They almost did the same thing to me. Even though wasn’t a STEM student, I had met every criterion the school set for financial aid: GPA, co-op work, extracurricular activities, etc. Still, I faced having to leave school in the last semester of my senior year. Financial Aid refused to help until I broke down and cried, embarrassing the counselor. In five minutes, he gave me nearly all the money I needed in loans and scholarship. But the experience left a scar.
Five — Expecting Less:
Men who don’t think women have what it takes physically, mentally or emotionally, lower their expectations accordingly. That means they hold back opportunities, don’t offer assistance, ignore bullying, refuse standardized tests, or otherwise treat girls and women as if they should settle for something less. It’s the “soft bigotry of low expectations.”
The Good Ol’ Boys Club has a lot of members and one of the ways they protect their own is by expecting little of the females around them.
In high school, I took the standardized IQ tests along with everyone else. And I thought they were a load of crap. They would give us 30 minutes to finish a section and I would complete it in 15 or 20. Then I would check my answers and wait for the timer to ring. It struck me that anyone who could get all the answers right in 15 minutes had to be smarter than someone who needed all 30 minutes—but the test didn’t account for that. That made test, therefore, inaccurate and misleading.
I got a very high score, way above average. When the guidance counselor (same guy) called me in to tell me what my score was I told him I didn’t want to know. He seemed quite surprised so I explained why and that I would achieve in life what I was willing to work for. He did know the score, however—and he did nothing.
I was never offered a special class, a fast track, or anything that could pull me along faster than the other kids around me. Perhaps such a thing did not exist—although Somerset had a pretty good and well-funded school system.
Outside Their Experience
Men like Mr. Damore don’t get this because it’s totally outside their privileged experience.
“I wouldn’t let that stop me,” you say. Well, maybe not the first time, or the second. But a lifetime of being marginalized, discouraged, left out, interrupted, criticized and misdirected can take its toll. We’ll never know how many girls have dropped out of STEM degrees or left jobs in Silicon Valley because of this insidious dynamic.
I have no great empathy for Mr. Damore. He’ll be hired quickly by one of the Silicon Valley “bros” who consider him a hero because he “took one for the team,” and “told it the way it is.” He already has a job offer from Julian Assange.

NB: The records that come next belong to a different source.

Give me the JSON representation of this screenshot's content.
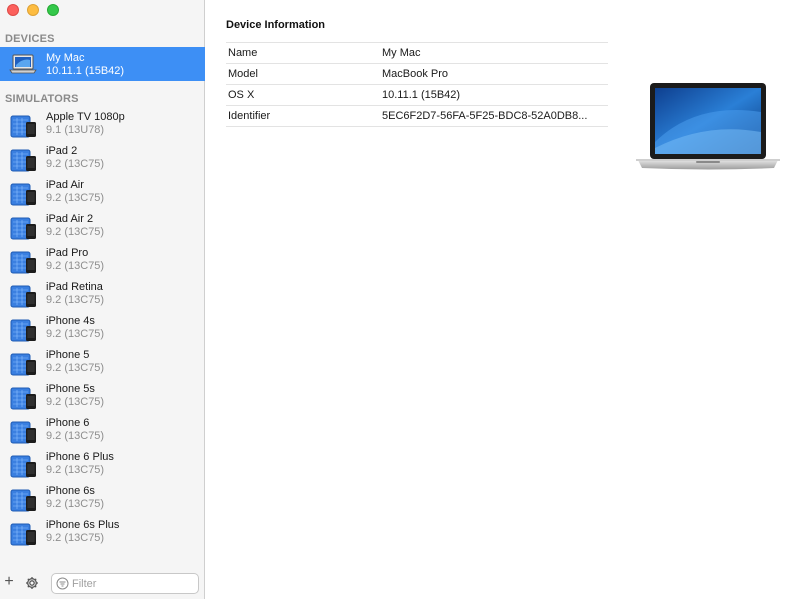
{
  "sidebar": {
    "devices_header": "DEVICES",
    "simulators_header": "SIMULATORS",
    "device": {
      "name": "My Mac",
      "version": "10.11.1 (15B42)",
      "icon": "laptop-icon"
    },
    "simulators": [
      {
        "name": "Apple TV 1080p",
        "version": "9.1 (13U78)"
      },
      {
        "name": "iPad 2",
        "version": "9.2 (13C75)"
      },
      {
        "name": "iPad Air",
        "version": "9.2 (13C75)"
      },
      {
        "name": "iPad Air 2",
        "version": "9.2 (13C75)"
      },
      {
        "name": "iPad Pro",
        "version": "9.2 (13C75)"
      },
      {
        "name": "iPad Retina",
        "version": "9.2 (13C75)"
      },
      {
        "name": "iPhone 4s",
        "version": "9.2 (13C75)"
      },
      {
        "name": "iPhone 5",
        "version": "9.2 (13C75)"
      },
      {
        "name": "iPhone 5s",
        "version": "9.2 (13C75)"
      },
      {
        "name": "iPhone 6",
        "version": "9.2 (13C75)"
      },
      {
        "name": "iPhone 6 Plus",
        "version": "9.2 (13C75)"
      },
      {
        "name": "iPhone 6s",
        "version": "9.2 (13C75)"
      },
      {
        "name": "iPhone 6s Plus",
        "version": "9.2 (13C75)"
      }
    ],
    "footer": {
      "add_label": "+",
      "filter_placeholder": "Filter"
    }
  },
  "main": {
    "title": "Device Information",
    "rows": [
      {
        "key": "Name",
        "value": "My Mac"
      },
      {
        "key": "Model",
        "value": "MacBook Pro"
      },
      {
        "key": "OS X",
        "value": "10.11.1 (15B42)"
      },
      {
        "key": "Identifier",
        "value": "5EC6F2D7-56FA-5F25-BDC8-52A0DB8..."
      }
    ],
    "device_image": "macbook-pro-image"
  },
  "colors": {
    "selection": "#3d8ff5",
    "sidebar_bg": "#f5f5f5",
    "secondary_text": "#8e8e8e"
  }
}
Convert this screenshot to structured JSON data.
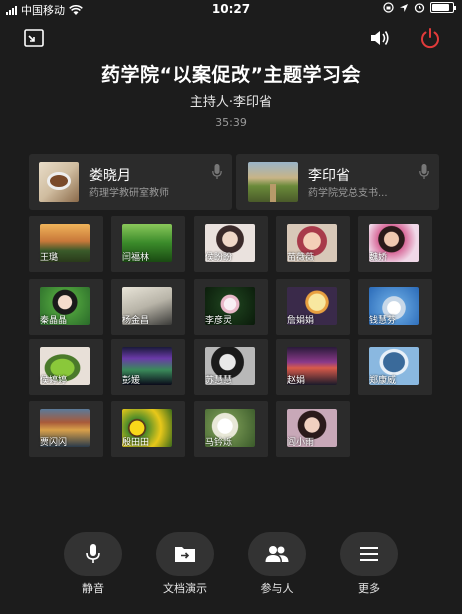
{
  "status_bar": {
    "carrier": "中国移动",
    "time": "10:27",
    "battery_level": 0.85
  },
  "meeting": {
    "title": "药学院“以案促改”主题学习会",
    "host": "主持人·李印省",
    "elapsed": "35:39"
  },
  "speakers": [
    {
      "name": "娄晓月",
      "role": "药理学教研室教师",
      "photo": "food-bowl"
    },
    {
      "name": "李印省",
      "role": "药学院党总支书...",
      "photo": "field-road"
    }
  ],
  "participants": [
    {
      "name": "王璐",
      "photo": "sunset-hill"
    },
    {
      "name": "闫福林",
      "photo": "green-forest"
    },
    {
      "name": "侯盼盼",
      "photo": "portrait-selfie"
    },
    {
      "name": "苗薇薇",
      "photo": "child-portrait"
    },
    {
      "name": "魏娇",
      "photo": "flower-girl"
    },
    {
      "name": "秦晶晶",
      "photo": "woman-garden"
    },
    {
      "name": "杨金昌",
      "photo": "crane-bird"
    },
    {
      "name": "李彦灵",
      "photo": "water-lily"
    },
    {
      "name": "詹娟娟",
      "photo": "moon-cartoon"
    },
    {
      "name": "钱慧芬",
      "photo": "white-ornament"
    },
    {
      "name": "侯婷婷",
      "photo": "green-leaf"
    },
    {
      "name": "彭媛",
      "photo": "night-lights"
    },
    {
      "name": "苏慧慧",
      "photo": "bw-portrait"
    },
    {
      "name": "赵娟",
      "photo": "city-night"
    },
    {
      "name": "郑康威",
      "photo": "parasol-sky"
    },
    {
      "name": "贾闪闪",
      "photo": "autumn-lake"
    },
    {
      "name": "殷田田",
      "photo": "sunflowers"
    },
    {
      "name": "马钤烁",
      "photo": "white-flowers"
    },
    {
      "name": "阎小雨",
      "photo": "girl-portrait"
    }
  ],
  "toolbar": [
    {
      "label": "静音",
      "icon": "microphone-icon"
    },
    {
      "label": "文档演示",
      "icon": "share-document-icon"
    },
    {
      "label": "参与人",
      "icon": "people-icon"
    },
    {
      "label": "更多",
      "icon": "menu-icon"
    }
  ],
  "colors": {
    "background": "#1c1c1c",
    "card": "#2b2b2b",
    "hangup": "#e03a3a",
    "muted_text": "#9a9a9a"
  }
}
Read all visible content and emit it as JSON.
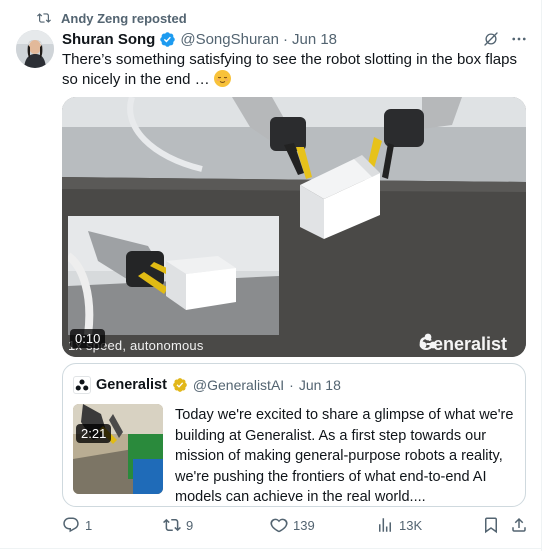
{
  "repost": {
    "icon": "repost-icon",
    "label": "Andy Zeng reposted"
  },
  "tweet": {
    "author_name": "Shuran Song",
    "handle": "@SongShuran",
    "separator": "·",
    "date": "Jun 18",
    "text": "There’s something satisfying to see the robot slotting in the box flaps so nicely in the end …",
    "emoji": "relieved-face",
    "video": {
      "duration": "0:10",
      "caption": "1x speed, autonomous",
      "watermark": "Generalist"
    }
  },
  "quote": {
    "author_name": "Generalist",
    "handle": "@GeneralistAI",
    "separator": "·",
    "date": "Jun 18",
    "thumb_duration": "2:21",
    "text": "Today we're excited to share a glimpse of what we're building at Generalist. As a first step towards our mission of making general-purpose robots a reality, we're pushing the frontiers of what end-to-end AI models can achieve in the real world...."
  },
  "actions": {
    "replies": "1",
    "reposts": "9",
    "likes": "139",
    "views": "13K"
  },
  "colors": {
    "text": "#0f1419",
    "secondary": "#536471",
    "verified_blue": "#1d9bf0",
    "verified_gold": "#e2b719",
    "border": "#cfd9de"
  }
}
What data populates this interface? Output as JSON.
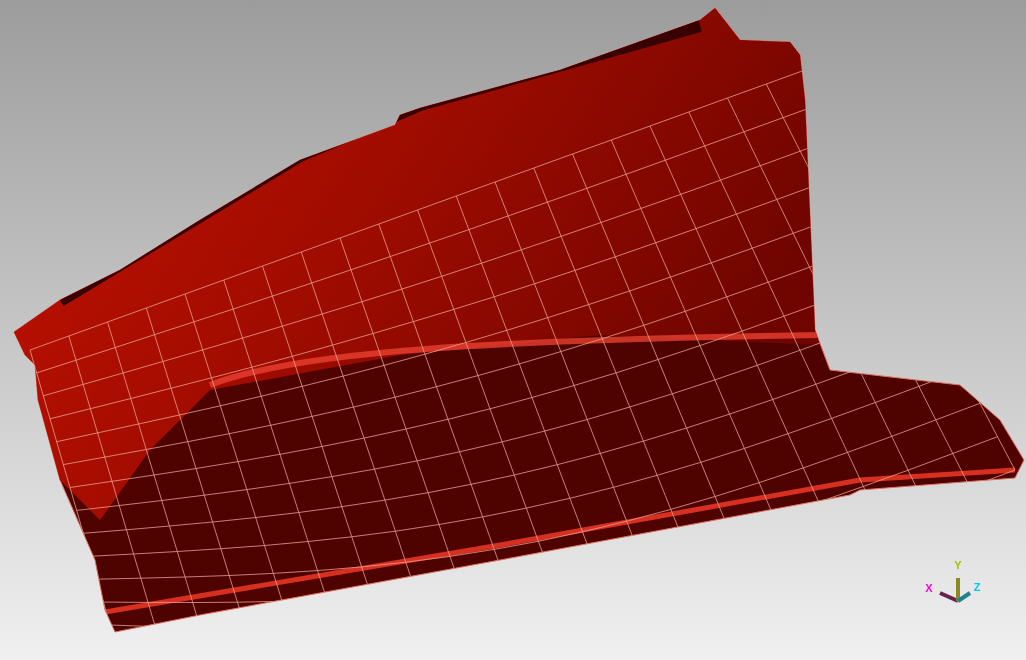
{
  "axis_triad": {
    "axes": [
      {
        "kind": "x",
        "label": "X",
        "color": "#ff00cc"
      },
      {
        "kind": "y",
        "label": "Y",
        "color": "#a8c000"
      },
      {
        "kind": "z",
        "label": "Z",
        "color": "#00c8f0"
      }
    ]
  }
}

Men can’t see male privilege because it’s the defensive shield that has protected them and smoothed the way all their lives. Women experience a different reality than men do — one that men will never see even though they help to create it. This matters.